Bayer MaterialScience CO2-to-Plastics Pilot Plant, Germany


In February 2011, Bayer MaterialScience started a new pilot plant at Chempark Leverkusen, North Rhine-Westphalia state of Germany for producing plastics from carbon dioxide (CO2). It will be used to develop polyurethanes from the waste gas released during power generation.

The Leverkusen pilot plant will test a new process technology on technical scale for producing raw material of polyurethane. The production will be on a kilograms scale. If the testing phase is successful, it will be extended to commercial production on an industrial scale in 2015.

Technology

The process technology is based on a zinc catalyst. The catalysis process was developed by researchers at the CAT Catalytic Center, Bayer MaterialScience (BMS) and RWTH Aachen University. The CAT Catalytic Center is jointly run by the BMS, RWTH Aachen University and Bayer Technology Service.

The process technology was developed on a laboratory-scale for the first time to produce polymer materials from CO2. Bayer aims to use CO2 as an alternative to production of polymer materials from fossil fuels. The process is also expected to boost sustainability by decreasing the impact of CO2 on global warming.

"The pilot plant was designed and built by Bayer Technology Services."

Background

A suitable catalyst for the use of CO2 was not available for four decades. The proprietary technology developed by the scientists of Bayer and CAT uses the gas efficiently. It was developed as part of the Dream Reactions project which began in 2009. It was the forerunner of Dream Productions. The project received funds from the German Federal Ministry of Education and Research (BMBF).

The CO2 thus acts as a substitute for the petroleum production of plastics. Polyurethanes are used to produce a wide range of everyday applications. When they are used for the insulation of buildings, the polyurethane saves about 80% more energy than it consumes during production. Light weight polymers are used in the automotive industry, upholstered furniture and mattress manufacturing.

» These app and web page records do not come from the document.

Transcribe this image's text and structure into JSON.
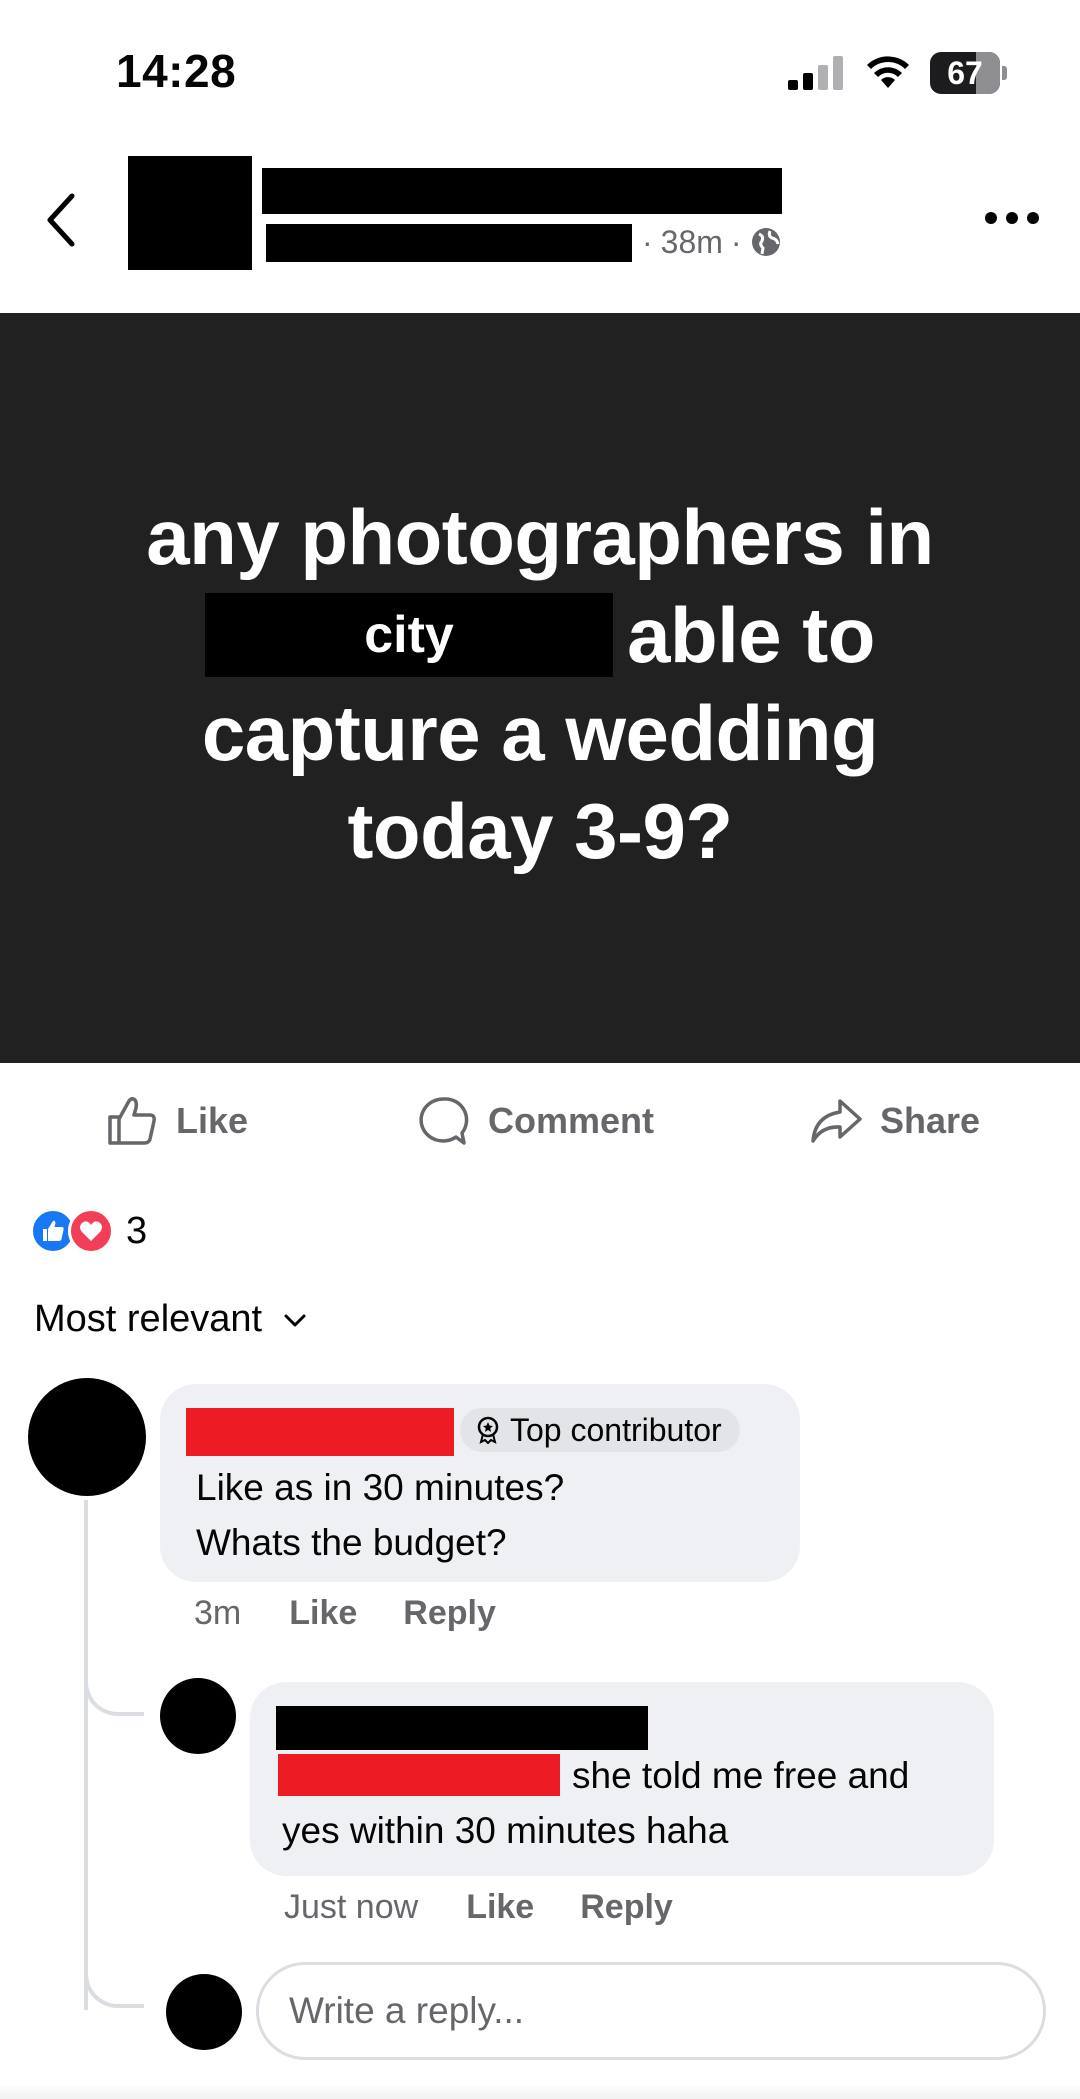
{
  "status_bar": {
    "time": "14:28",
    "battery": "67"
  },
  "post": {
    "time_ago": "38m",
    "image_text": {
      "line1": "any photographers in",
      "city_label": "city",
      "line2_rest": "able to",
      "line3": "capture a wedding",
      "line4": "today 3-9?"
    }
  },
  "actions": {
    "like": "Like",
    "comment": "Comment",
    "share": "Share"
  },
  "reactions": {
    "count": "3",
    "types": [
      "like",
      "love"
    ]
  },
  "sort": {
    "label": "Most relevant"
  },
  "comments": [
    {
      "badge": "Top contributor",
      "text": "Like as in 30 minutes?\nWhats the budget?",
      "time": "3m",
      "like": "Like",
      "reply": "Reply"
    },
    {
      "text_line1": "she told me free and",
      "text_line2": "yes within 30 minutes haha",
      "time": "Just now",
      "like": "Like",
      "reply": "Reply"
    }
  ],
  "reply_box": {
    "placeholder": "Write a reply..."
  },
  "colors": {
    "image_bg": "#212121",
    "redact_red": "#ed1c24",
    "bubble": "#eff0f3",
    "muted": "#65676b",
    "like_blue": "#1877f2",
    "love_red": "#f33e58"
  }
}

Process technology

Polyurethanes are formed by reacting two monomer units of isocyanates (polymerics isocyanate or diisocyanates) and polyols. The reaction takes place in the presence of specific quantities of catalyst and additives under predetermined conditions.

The waste carbon dioxide gas is recycled and used as a raw material in the pilot plant. It produces polyether polycarbonate polyols (PPPs), the chemical precursor which is processed into polyurethanes.

"Bayer MaterialScience is conducting tests on the polyols at one of its existing plants."

Bayer MaterialScience is conducting tests on the polyols at one of its existing plants for polyurethane production. It will be mainly used to produce rigid and soft foam products.

Researchers at the CAT Catalysis Center in collaboration with RWE Power are testing the compatibility of the catalyst with CO2. The RWTH Aachen University researchers are improving the ecological and economical aspects of the process by conducting tests with conventional products and processes.

Feedstock

The CO2 feedstock for the pilot plant will be supplied from a lignite power plant in Niederaussem, operated by RWE Power. The Niederaussem Coal Innovation Center at the plant, also operated by the utility company, has a CO2 scrubbing system for separating it from flue gases.

Financing

In 2007, the three collaborators agreed to conduct intensive research on catalysis for five years through the CAT Catalytic Centre. The Dream Production project is funded by BMS with €6.05m and by Bayer Technology Services with €1.25m. RWTH Aachen University and the State of North Rhine-Westphalia contributed €2.7m for the programme. The government is contributing about €5m for the Dream Production.

Contractors

The pilot plant was designed and built by Bayer Technology Services. It was responsible for the plant commissioning and start up of the plant. It will also operate the facility. The Dream Production project is supervised by the German Aerospace Center (DLR).